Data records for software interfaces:
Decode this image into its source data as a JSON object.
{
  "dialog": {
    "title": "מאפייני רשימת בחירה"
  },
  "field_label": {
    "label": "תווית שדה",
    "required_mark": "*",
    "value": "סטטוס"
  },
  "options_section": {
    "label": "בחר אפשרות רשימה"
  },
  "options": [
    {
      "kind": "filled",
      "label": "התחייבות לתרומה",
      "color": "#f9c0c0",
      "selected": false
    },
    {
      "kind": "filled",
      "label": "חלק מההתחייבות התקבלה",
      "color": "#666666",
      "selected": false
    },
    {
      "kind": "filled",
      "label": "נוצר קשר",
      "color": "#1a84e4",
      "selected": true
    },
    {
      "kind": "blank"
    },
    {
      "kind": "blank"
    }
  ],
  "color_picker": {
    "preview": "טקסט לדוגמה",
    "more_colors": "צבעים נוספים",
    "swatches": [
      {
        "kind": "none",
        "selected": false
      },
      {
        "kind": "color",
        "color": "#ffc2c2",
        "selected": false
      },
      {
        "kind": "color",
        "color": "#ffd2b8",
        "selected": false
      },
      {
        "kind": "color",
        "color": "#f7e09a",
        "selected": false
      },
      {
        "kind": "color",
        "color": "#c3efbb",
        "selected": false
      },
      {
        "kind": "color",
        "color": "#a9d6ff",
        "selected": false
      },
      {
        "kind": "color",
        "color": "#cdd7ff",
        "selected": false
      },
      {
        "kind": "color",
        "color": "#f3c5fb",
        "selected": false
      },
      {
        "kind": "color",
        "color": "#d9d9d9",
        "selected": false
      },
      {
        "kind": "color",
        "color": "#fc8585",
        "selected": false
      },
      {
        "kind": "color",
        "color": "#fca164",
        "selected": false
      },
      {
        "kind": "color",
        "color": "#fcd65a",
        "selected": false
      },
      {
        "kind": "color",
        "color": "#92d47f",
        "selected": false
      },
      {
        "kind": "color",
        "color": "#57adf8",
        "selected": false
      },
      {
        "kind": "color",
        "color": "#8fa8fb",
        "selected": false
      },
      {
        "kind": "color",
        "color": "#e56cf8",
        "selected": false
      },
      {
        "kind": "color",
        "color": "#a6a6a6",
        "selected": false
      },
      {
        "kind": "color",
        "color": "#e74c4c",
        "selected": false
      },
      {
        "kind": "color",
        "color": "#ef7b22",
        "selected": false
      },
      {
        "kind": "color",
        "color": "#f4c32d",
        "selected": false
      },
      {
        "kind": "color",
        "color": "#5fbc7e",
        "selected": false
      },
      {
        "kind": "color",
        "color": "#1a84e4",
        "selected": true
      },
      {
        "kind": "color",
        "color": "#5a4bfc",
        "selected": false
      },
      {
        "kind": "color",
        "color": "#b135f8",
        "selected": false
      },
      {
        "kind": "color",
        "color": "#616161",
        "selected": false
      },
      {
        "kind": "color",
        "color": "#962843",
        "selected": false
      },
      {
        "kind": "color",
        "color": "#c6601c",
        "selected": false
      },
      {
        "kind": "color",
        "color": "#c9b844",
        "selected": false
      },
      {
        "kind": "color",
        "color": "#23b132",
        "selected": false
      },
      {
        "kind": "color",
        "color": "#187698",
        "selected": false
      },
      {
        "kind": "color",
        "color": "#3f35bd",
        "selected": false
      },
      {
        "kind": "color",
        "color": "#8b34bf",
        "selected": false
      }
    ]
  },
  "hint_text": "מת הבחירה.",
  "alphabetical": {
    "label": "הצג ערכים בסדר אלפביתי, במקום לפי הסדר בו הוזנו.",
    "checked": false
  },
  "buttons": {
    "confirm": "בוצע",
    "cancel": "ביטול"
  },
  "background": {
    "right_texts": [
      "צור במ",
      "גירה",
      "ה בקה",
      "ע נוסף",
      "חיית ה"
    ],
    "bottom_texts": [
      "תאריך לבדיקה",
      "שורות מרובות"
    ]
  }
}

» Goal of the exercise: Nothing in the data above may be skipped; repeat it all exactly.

» Task response:
Decode this image into its source data as a JSON object.
{
  "dialog": {
    "title": "מאפייני רשימת בחירה"
  },
  "field_label": {
    "label": "תווית שדה",
    "required_mark": "*",
    "value": "סטטוס"
  },
  "options_section": {
    "label": "בחר אפשרות רשימה"
  },
  "options": [
    {
      "kind": "filled",
      "label": "התחייבות לתרומה",
      "color": "#f9c0c0",
      "selected": false
    },
    {
      "kind": "filled",
      "label": "חלק מההתחייבות התקבלה",
      "color": "#666666",
      "selected": false
    },
    {
      "kind": "filled",
      "label": "נוצר קשר",
      "color": "#1a84e4",
      "selected": true
    },
    {
      "kind": "blank"
    },
    {
      "kind": "blank"
    }
  ],
  "color_picker": {
    "preview": "טקסט לדוגמה",
    "more_colors": "צבעים נוספים",
    "swatches": [
      {
        "kind": "none",
        "selected": false
      },
      {
        "kind": "color",
        "color": "#ffc2c2",
        "selected": false
      },
      {
        "kind": "color",
        "color": "#ffd2b8",
        "selected": false
      },
      {
        "kind": "color",
        "color": "#f7e09a",
        "selected": false
      },
      {
        "kind": "color",
        "color": "#c3efbb",
        "selected": false
      },
      {
        "kind": "color",
        "color": "#a9d6ff",
        "selected": false
      },
      {
        "kind": "color",
        "color": "#cdd7ff",
        "selected": false
      },
      {
        "kind": "color",
        "color": "#f3c5fb",
        "selected": false
      },
      {
        "kind": "color",
        "color": "#d9d9d9",
        "selected": false
      },
      {
        "kind": "color",
        "color": "#fc8585",
        "selected": false
      },
      {
        "kind": "color",
        "color": "#fca164",
        "selected": false
      },
      {
        "kind": "color",
        "color": "#fcd65a",
        "selected": false
      },
      {
        "kind": "color",
        "color": "#92d47f",
        "selected": false
      },
      {
        "kind": "color",
        "color": "#57adf8",
        "selected": false
      },
      {
        "kind": "color",
        "color": "#8fa8fb",
        "selected": false
      },
      {
        "kind": "color",
        "color": "#e56cf8",
        "selected": false
      },
      {
        "kind": "color",
        "color": "#a6a6a6",
        "selected": false
      },
      {
        "kind": "color",
        "color": "#e74c4c",
        "selected": false
      },
      {
        "kind": "color",
        "color": "#ef7b22",
        "selected": false
      },
      {
        "kind": "color",
        "color": "#f4c32d",
        "selected": false
      },
      {
        "kind": "color",
        "color": "#5fbc7e",
        "selected": false
      },
      {
        "kind": "color",
        "color": "#1a84e4",
        "selected": true
      },
      {
        "kind": "color",
        "color": "#5a4bfc",
        "selected": false
      },
      {
        "kind": "color",
        "color": "#b135f8",
        "selected": false
      },
      {
        "kind": "color",
        "color": "#616161",
        "selected": false
      },
      {
        "kind": "color",
        "color": "#962843",
        "selected": false
      },
      {
        "kind": "color",
        "color": "#c6601c",
        "selected": false
      },
      {
        "kind": "color",
        "color": "#c9b844",
        "selected": false
      },
      {
        "kind": "color",
        "color": "#23b132",
        "selected": false
      },
      {
        "kind": "color",
        "color": "#187698",
        "selected": false
      },
      {
        "kind": "color",
        "color": "#3f35bd",
        "selected": false
      },
      {
        "kind": "color",
        "color": "#8b34bf",
        "selected": false
      }
    ]
  },
  "hint_text": "מת הבחירה.",
  "alphabetical": {
    "label": "הצג ערכים בסדר אלפביתי, במקום לפי הסדר בו הוזנו.",
    "checked": false
  },
  "buttons": {
    "confirm": "בוצע",
    "cancel": "ביטול"
  },
  "background": {
    "right_texts": [
      "צור במ",
      "גירה",
      "ה בקה",
      "ע נוסף",
      "חיית ה"
    ],
    "bottom_texts": [
      "תאריך לבדיקה",
      "שורות מרובות"
    ]
  }
}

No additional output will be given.